“How California’s High-Speed Train Derailed”
In 2008, California voters approved the first bonds for a $33 billion San Francisco-Los Angeles high-speed train.
14 years later, The New York Times now calls the project “a case study in how ambitious public works projects can become dangerously encumbered by political compromises, unrealistic cost estimates, faulty engineering and a determination to persevere on projects that have become…too big to fail….”
Political compromises, records show, produced difficult and expensive routes through the state’s agricultural belt. They routed the train through a geologically complex mountain pass in the Bay Area. And they dictated that construction would begin in the center of the state, in the heartland of agriculture, not at either end of the city where tens of millions of potential cyclists live. The pros and cons of these routing choices have been debated for years. But it is only today that we see how costly the political choices were. Together they turned a project that could have been built more quickly and cheaply into a monster so expensive that, without a major new source of funding, there’s little chance it could ever achieve its original goal of linking California’s two largest metropolitan areas in two hours and 40 minutes….
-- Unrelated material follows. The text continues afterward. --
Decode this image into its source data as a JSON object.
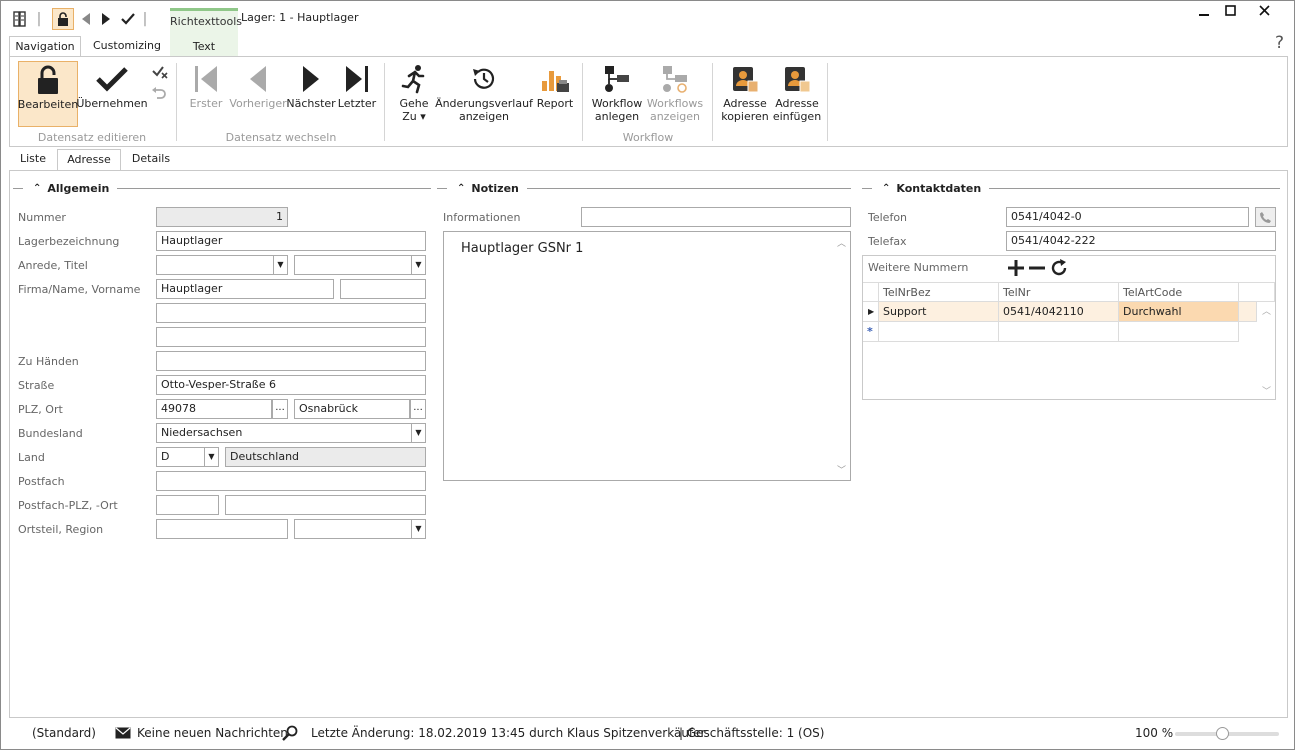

Fourteen years later, construction is now underway on part of a 171-mile “starter” line connecting a few central California cities, which was promised for 2030. But few expect that it achieves this goal. Meanwhile, costs continued to rise. When the California High-Speed Rail Authority released its new draft 2022 business plan in February, it estimated a final cost of up to $105 billion. Less than three months later, the “final plan” raised the estimate to $113 billion. The railway authority said it has accelerated the pace of construction of the start-up system, but at the current rate of spending of $1.8 million a day, according to projections widely used by engineers and project managers, the train will not could not be completed in this century. ..
At present, there is no identified funding source for the $100 billion it will take to expand the Central Valley Rail Project to its original goals, Los Angeles and San Francisco, in part because that legislators, more convinced of the usefulness of high-speed rail viability, pushed to divert additional funding to regional rail projects….
The Times review, however, found that the political agreements created serious obstacles to the project from the start. Speaking candidly on the subject for the first time, some of the high-speed rail authority’s former executives said the project may never work.